The public discussion is hobbled because this enabler has become so universalised and so accessible, such an unquestioned and insatiably burgeoning “commodity” of our fractured relationships and darkened souls.

Melinda Tankard-Reist

Melinda calls it the “globalised industrialised consumerism” of women and children for male consumption- often in the most degraded, belittling and violent forms: multi-nationalised and pervasive pornography and pornographised culture.

“Big Porn” as she dubs it, colonises not only the domestic “attitudes of men” but the imaginations of boys and increasingly the role-playing and expectations of girls.

It pervades the lyrics and imagery of the music industry and the leering snorts of reality TV. Melinda explains what reliable studies and her own encounters with young students confirm: “Cultural norms are taught through pornography. When boys learn early to enjoy, take pleasure in, laugh at and get off on torture and humiliation videos, when they are fed a diet of rape porn and racist sexual abuse, is the avalanche of violence against women so surprising?”

In the book that Melinda edited with Abigail Bray Big Porn Inc (Spinefex, 2012) chapter after chapter reveals that even pre-teen children are receiving their relationship and sex-education via pornified images and narratives.

They absorb the gross “entitlement” inherent in all porn-scape: that despite the protests, resistance and screams of pain: women and children are “really” animals or increasingly, mechanised body parts that (not who) are “asking for it.”

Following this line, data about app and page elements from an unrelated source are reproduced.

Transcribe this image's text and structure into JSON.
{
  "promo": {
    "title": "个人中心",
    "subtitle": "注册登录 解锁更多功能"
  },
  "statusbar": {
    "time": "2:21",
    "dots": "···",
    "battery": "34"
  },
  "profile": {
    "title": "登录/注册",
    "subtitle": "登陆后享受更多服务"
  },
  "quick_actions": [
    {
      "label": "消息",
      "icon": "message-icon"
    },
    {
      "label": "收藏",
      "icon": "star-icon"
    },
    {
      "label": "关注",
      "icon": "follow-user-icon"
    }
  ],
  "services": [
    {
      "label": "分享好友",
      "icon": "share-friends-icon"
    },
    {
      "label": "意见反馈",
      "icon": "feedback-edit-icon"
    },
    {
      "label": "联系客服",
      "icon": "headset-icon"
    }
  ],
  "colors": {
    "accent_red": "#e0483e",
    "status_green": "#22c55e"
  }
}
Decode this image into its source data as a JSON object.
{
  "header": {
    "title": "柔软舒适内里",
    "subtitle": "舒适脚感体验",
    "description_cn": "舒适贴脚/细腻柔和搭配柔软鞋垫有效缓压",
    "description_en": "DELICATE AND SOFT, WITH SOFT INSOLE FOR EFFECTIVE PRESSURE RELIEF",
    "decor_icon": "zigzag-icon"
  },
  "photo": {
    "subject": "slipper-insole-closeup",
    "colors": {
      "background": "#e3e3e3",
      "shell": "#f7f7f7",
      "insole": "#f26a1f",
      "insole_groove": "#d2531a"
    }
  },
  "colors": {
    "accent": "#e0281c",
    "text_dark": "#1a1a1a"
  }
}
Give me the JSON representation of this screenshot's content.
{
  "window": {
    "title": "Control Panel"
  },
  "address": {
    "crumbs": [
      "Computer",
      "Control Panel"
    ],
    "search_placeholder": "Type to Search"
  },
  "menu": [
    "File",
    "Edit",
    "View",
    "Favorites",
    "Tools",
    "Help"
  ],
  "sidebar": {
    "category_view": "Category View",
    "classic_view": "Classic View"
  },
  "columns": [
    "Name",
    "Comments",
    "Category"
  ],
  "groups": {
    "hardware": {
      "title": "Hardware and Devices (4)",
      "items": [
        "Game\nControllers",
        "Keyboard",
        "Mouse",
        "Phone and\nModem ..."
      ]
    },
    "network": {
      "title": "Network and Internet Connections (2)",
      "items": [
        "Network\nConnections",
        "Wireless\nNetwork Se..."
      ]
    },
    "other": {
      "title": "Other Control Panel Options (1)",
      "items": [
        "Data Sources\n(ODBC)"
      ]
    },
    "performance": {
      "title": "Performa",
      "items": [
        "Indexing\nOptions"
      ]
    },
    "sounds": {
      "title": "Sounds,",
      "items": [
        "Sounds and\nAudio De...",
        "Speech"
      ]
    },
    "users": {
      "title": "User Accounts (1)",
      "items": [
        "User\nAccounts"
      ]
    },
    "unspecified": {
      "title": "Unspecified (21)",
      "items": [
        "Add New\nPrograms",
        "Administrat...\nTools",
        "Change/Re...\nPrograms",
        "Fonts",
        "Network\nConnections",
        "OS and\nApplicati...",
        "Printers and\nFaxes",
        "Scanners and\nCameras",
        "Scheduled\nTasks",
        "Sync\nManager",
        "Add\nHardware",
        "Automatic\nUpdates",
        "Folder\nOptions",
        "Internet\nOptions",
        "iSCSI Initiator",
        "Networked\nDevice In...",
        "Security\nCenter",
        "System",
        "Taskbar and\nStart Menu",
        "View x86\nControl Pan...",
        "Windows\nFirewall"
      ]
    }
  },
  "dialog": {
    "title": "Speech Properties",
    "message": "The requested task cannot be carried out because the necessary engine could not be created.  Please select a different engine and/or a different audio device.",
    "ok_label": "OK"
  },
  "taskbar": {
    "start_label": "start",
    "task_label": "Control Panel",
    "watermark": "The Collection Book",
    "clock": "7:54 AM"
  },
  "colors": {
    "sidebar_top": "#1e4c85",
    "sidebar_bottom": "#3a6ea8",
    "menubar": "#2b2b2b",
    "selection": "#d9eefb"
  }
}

Melinda speaks of a recent porn trend, “robotised children” who are depicted “covering their faces and screaming”, their fear becomes the intoxicating fuel for male arousal.

Melinda notes some of the book’s findings: “A study of Canadian boys with an average age of 14, found a correlation between their frequent consumption of porn and their agreement with the idea that it is acceptable to hold a girl down and force her to have sex.

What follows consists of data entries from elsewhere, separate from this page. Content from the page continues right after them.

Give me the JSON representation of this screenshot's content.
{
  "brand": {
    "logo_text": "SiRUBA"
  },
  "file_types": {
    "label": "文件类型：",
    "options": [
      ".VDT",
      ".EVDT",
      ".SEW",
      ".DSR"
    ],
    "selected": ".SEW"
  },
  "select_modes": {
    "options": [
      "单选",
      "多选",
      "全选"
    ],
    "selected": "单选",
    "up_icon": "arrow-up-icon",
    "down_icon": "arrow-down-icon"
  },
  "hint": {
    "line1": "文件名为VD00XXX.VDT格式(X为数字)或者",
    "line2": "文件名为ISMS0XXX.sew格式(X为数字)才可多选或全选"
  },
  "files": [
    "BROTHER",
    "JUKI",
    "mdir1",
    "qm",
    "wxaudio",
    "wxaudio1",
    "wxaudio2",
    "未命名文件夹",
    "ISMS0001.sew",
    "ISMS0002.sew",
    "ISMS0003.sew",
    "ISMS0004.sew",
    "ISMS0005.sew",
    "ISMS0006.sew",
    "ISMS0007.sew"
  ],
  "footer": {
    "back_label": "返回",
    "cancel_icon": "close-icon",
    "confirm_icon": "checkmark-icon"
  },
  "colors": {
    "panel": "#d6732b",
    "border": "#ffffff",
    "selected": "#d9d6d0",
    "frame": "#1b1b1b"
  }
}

Another study of Italian adolescents 14-19 found an association between porn use and sexually harassing a peer and forcing someone into sex”.

There is chilling confirmation that the imagination and expectations of young girls has been groomed by porn-scenarios.

Recently one young girl asked Melinda: “Is it romantic for a boy to stalk me?” Another girl asked: “Is it okay if he wants to beat me, spit in my face and pull my hair?”

Pornography lives on heightening male excitement, which rides upon the dehumanisation of its vulnerable “targets”.

Melinda, spoke of an emerging ‘genre’ being widely sought through on-line sites: “It’s called ‘Refugee Porn’- and although I have seen so much I wished I would never see, this chilled me in a whole new way.”

“The sites offer choices about whether the viewers victims wear a hajib or not. Women on the run, some with babies, some pregnant, all desperate… every woman, child or elderly is offered up to the global porn complex…”, Melinda’s voice trails off in disgust.

Eurydice’s murder and assault recalls the rape/murder of the Irish ABC personality, Jill Meagher in Melbourne nearly six years ago.

Jill’s attacker, Adrian Bayley, now in jail for life, was at the time out on parole. He rehearsed his porn-fuelled power over prostitutes and strippers before he “hunted” down Jill Meagher.

One stripper wrote: “he’d touched me and told me how he wanted to choke women and things.” One of Bayley’s girlfriends told police that he was using her computer to access rape porn.

Jill Meagher’s widower, Tom, who has returned to his native Ireland, wrote an unflinching piece arguing that it was dangerous to dismiss these horrific crimes as the acts of monsters and outsiders.

He points that sexual violence against girls and women is most often perpetrated in a culture that makes forceful and degrading sexualised violence the domain of the “normal guy.”

Elsewhere, he acknowledges that graphic online pornography “destroys the emotional lives of young people” and contributes to them have deformed and distorted ideas of human relationships.

At the moment it is not known what Jaymes Todd, the person alleged by Police to have murdered Eurydice Dixon was doing before her death.

Melinda observes unstintingly: “Even if it’s not directly causative, Todd has been raised in a porn culture, which uses sadistic violence, and the fantasy that women ‘like to be destroyed’ as a masturbatory aid and democratic right.”